LENNY SAUCIER has spent the last 17 years developing future quick lube leaders for one of the fastest growing quick lubes in the nation. His procedural and development consulting has brought him around the world to spread his knowledge in the United States, Canada and Saudi Arabia. His experience has placed him on many boards and committees with the AOCA, Take 5, AMRA/MAP. Lenny can be reached at email@example.com for comments or consulting requests.
We have covered a lot about how others are changed by us. We have gone through talks of leadership and communications. This month, columnist Lenny Saucier covers a tough subject through an experience in his life.
Don’t get me wrong, I love saying, “Good job.” If I am out in a shop and I hear or see something I like, I will pronounce that proudly, “Good job.” But that’s not coaching; that’s positive feedback (and I love that). Both positive feedback and negative feedback should be very strong parts of your communication model — and that communication model should serve as the driver of your coaching model. There are several coaching skills models you can look at, and they all involve feedback, active listening, building rapport and showing empathy. In other words, you need to
Remember the good ol’ days — the easy life. It was 5W-30 vs. 10W-30, pushing the button on the Honda instrument panel with the key to reset the oil change indicator and pulling a dipstick to check the fluid level of a transmission. These quick and simple procedures made life fun in the service bay. Now we have to check viscosity and an alphabet soup of standards.
Diversity, it’s a twisted term. When someone says there is no diversity, it seems most would turn their minds to cultural diversity (it is the latest rage, after all). But when it comes to diversity in your shop, it shouldn’t mean to hire certain genders or ethnic backgrounds. What it should mean is to seek out different personalities and introduce conflict.
Life-changing words were uttered during a conversation many years ago, as I started my time with a small company called Rapid Oil Change. The company was just starting their ramp-up to greatness.
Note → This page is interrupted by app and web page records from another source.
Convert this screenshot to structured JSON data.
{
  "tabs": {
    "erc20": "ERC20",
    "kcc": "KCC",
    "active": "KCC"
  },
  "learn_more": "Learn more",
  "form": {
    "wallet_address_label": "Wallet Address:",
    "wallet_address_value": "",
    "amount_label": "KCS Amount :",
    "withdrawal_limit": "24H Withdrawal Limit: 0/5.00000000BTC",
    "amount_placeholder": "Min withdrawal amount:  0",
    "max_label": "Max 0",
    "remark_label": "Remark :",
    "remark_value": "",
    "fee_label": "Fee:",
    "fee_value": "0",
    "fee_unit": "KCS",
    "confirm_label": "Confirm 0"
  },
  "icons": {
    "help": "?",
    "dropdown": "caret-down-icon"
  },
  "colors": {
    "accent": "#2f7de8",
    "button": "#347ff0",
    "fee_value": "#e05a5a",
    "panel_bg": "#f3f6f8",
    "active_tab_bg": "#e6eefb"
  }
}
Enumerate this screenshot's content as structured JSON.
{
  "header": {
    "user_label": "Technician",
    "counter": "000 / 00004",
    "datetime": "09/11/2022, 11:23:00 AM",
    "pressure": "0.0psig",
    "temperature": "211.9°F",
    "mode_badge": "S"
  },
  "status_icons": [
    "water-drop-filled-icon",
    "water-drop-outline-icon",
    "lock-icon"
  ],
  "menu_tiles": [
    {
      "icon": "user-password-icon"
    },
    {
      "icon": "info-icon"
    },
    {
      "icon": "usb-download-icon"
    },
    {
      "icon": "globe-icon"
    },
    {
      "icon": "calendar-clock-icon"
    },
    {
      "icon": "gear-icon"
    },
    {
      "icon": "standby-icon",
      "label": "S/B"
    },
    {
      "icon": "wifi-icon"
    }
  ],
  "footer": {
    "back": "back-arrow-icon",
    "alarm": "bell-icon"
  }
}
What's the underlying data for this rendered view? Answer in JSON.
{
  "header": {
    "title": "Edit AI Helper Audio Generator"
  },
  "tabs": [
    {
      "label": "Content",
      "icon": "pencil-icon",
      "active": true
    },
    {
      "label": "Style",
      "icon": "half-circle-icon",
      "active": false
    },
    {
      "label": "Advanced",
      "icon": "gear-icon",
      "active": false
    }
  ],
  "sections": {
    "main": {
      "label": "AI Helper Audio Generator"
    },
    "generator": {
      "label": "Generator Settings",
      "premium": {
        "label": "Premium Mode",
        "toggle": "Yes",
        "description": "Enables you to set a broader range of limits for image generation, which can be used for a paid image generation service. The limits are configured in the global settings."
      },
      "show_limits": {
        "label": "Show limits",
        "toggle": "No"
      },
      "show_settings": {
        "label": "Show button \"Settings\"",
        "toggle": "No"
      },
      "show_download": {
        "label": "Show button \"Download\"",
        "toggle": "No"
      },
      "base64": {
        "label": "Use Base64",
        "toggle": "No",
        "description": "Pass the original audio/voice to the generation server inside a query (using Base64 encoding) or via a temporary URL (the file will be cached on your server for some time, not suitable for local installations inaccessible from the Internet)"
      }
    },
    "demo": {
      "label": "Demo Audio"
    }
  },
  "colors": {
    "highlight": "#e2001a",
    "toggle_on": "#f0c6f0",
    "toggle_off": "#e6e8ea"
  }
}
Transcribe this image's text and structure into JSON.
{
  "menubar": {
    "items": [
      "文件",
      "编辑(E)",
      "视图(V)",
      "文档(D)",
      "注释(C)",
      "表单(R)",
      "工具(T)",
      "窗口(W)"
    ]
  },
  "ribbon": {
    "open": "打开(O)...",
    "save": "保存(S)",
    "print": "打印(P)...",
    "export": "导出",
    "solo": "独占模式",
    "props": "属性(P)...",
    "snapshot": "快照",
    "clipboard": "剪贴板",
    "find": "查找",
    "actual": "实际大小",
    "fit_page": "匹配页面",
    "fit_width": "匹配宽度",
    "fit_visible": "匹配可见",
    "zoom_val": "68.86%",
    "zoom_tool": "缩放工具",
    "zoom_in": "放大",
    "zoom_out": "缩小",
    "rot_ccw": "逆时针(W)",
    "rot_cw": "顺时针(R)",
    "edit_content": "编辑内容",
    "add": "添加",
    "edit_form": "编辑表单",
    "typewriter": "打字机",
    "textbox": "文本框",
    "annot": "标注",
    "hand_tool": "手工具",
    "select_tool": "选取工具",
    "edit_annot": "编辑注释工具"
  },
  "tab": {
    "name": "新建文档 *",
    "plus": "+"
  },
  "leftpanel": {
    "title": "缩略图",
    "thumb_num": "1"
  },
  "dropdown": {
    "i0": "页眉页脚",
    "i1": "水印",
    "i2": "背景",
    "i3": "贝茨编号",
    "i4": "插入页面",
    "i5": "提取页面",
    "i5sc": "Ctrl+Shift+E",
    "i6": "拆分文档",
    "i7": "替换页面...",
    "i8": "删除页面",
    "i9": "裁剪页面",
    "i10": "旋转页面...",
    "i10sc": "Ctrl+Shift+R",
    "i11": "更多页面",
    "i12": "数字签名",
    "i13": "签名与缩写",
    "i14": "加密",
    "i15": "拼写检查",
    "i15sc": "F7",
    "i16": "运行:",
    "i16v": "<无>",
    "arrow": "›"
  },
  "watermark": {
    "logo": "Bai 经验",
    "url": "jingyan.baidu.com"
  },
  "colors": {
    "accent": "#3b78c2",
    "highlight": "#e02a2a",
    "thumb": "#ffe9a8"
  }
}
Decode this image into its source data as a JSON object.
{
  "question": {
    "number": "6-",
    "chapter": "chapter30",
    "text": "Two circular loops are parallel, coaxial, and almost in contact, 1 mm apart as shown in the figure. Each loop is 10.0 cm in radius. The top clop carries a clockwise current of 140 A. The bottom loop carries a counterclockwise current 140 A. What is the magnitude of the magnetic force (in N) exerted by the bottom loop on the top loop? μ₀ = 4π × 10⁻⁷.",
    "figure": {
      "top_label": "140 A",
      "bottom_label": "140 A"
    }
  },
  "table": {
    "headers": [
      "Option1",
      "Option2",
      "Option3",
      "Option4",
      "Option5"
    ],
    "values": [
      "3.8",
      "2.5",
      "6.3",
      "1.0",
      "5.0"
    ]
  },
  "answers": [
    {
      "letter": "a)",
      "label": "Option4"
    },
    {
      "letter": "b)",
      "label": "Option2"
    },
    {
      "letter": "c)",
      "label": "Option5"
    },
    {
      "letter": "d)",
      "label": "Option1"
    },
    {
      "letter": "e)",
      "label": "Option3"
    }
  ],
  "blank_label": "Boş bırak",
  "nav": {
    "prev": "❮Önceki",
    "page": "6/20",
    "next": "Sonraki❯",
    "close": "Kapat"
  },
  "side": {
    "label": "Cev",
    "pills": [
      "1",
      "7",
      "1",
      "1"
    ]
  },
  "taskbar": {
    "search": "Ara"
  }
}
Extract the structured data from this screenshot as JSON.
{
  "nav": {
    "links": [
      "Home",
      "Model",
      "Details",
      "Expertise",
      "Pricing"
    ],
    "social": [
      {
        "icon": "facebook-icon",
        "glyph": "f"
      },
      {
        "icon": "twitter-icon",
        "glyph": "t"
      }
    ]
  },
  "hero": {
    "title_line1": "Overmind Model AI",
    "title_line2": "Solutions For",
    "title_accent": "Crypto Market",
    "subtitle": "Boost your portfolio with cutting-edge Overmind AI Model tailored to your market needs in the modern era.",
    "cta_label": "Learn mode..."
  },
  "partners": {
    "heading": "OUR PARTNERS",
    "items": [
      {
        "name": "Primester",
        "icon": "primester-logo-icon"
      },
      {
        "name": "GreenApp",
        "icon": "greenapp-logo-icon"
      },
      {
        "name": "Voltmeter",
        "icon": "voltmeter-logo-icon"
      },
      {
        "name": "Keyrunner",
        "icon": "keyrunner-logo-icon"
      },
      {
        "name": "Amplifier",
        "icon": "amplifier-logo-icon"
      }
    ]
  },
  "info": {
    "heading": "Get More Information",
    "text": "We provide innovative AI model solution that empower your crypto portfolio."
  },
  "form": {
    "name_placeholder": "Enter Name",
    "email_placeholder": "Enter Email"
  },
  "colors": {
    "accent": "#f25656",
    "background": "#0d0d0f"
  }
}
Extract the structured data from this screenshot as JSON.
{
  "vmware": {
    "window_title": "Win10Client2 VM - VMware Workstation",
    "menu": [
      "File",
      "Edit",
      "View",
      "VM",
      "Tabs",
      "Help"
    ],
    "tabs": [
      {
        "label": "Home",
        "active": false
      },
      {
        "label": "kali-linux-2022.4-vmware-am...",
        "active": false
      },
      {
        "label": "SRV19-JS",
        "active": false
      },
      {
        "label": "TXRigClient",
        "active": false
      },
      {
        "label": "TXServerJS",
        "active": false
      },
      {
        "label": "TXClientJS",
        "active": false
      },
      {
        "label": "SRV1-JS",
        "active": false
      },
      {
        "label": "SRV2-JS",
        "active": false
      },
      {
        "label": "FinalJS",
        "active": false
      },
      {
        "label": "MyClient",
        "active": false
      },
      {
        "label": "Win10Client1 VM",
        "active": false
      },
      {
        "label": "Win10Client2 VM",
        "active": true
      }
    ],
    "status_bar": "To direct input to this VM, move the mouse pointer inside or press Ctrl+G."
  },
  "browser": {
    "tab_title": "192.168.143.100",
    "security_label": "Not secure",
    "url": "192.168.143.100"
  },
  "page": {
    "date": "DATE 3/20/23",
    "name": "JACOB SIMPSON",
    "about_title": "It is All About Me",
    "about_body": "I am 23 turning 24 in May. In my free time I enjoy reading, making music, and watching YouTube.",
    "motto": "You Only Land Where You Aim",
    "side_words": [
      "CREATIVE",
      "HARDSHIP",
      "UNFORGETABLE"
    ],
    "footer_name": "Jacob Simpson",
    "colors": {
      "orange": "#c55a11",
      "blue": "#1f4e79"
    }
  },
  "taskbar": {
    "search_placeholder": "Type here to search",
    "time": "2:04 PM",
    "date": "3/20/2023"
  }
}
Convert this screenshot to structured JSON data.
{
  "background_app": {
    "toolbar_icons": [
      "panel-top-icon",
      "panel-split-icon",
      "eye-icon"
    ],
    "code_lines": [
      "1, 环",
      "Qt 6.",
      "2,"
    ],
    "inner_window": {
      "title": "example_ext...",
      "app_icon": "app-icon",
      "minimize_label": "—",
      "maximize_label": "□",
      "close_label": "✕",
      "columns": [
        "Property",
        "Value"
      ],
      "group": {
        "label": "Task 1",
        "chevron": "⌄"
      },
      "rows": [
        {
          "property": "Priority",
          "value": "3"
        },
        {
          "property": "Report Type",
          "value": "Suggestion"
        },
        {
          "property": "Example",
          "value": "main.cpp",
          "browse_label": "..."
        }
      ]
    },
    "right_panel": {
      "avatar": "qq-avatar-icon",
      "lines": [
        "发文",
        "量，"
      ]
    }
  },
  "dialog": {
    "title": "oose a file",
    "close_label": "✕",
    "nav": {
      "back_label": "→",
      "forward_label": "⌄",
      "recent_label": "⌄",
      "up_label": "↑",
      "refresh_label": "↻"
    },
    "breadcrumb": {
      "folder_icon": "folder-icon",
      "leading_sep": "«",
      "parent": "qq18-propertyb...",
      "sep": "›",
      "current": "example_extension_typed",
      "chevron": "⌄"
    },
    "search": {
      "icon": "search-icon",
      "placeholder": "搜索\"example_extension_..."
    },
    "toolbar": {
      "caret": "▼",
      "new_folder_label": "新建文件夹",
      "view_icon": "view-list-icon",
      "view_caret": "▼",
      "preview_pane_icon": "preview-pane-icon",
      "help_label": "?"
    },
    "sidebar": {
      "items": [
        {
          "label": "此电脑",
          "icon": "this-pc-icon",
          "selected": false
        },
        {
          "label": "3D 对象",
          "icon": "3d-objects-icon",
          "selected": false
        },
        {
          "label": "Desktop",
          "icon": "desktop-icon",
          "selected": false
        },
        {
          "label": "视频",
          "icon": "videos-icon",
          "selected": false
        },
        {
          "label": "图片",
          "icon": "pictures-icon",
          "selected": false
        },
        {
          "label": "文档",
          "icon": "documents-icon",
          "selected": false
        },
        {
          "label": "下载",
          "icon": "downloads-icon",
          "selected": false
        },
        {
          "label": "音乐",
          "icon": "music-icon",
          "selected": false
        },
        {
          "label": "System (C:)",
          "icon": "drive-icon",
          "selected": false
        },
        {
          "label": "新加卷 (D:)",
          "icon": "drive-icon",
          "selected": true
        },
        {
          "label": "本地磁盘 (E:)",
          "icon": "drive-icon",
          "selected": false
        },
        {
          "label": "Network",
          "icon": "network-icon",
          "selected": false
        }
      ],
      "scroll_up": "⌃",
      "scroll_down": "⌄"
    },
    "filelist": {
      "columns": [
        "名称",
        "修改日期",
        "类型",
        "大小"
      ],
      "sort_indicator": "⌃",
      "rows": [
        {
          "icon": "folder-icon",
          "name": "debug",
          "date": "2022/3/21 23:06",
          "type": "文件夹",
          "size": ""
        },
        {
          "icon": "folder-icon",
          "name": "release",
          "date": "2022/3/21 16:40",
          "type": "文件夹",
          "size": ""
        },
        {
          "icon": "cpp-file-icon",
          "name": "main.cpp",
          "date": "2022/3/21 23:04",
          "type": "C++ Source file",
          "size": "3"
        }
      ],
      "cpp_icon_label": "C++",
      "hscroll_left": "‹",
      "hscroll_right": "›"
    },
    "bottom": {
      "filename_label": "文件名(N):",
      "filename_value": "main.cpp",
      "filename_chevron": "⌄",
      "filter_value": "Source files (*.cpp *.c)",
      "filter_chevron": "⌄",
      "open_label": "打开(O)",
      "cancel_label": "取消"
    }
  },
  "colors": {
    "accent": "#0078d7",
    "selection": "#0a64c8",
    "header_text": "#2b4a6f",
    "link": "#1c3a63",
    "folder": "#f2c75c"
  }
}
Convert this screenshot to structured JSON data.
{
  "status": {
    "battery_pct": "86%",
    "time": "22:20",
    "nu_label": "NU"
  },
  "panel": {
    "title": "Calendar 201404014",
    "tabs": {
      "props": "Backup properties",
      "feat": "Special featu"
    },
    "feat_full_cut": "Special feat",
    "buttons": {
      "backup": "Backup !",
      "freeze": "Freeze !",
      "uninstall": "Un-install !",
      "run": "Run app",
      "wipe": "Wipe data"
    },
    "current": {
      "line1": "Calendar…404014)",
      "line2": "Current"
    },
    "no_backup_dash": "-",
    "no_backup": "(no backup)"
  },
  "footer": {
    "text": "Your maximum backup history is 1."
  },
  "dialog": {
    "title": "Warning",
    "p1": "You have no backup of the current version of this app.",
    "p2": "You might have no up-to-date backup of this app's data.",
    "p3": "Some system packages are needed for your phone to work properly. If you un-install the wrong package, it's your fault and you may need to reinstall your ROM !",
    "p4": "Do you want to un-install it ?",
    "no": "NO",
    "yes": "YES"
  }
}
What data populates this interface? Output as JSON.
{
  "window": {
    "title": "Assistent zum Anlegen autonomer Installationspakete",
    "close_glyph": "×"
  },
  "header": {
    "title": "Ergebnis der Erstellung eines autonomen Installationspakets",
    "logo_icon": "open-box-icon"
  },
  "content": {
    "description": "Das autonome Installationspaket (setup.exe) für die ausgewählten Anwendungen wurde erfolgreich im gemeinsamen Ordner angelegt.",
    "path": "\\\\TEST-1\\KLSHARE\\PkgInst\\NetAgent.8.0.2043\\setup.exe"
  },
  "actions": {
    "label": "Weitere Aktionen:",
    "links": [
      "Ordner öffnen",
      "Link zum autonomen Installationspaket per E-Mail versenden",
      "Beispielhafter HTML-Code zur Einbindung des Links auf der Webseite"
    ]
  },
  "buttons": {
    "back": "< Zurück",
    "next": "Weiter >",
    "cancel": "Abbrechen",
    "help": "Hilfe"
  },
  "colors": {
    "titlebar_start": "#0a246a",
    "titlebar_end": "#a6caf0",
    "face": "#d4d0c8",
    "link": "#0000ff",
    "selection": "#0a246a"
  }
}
While young, there were many great leaders from the top-down that were being assembled and put in positions to expand the legacy-in-the-making. These words were spoken and repeated time and time again throughout their success: “It’s about changing people, not oil.”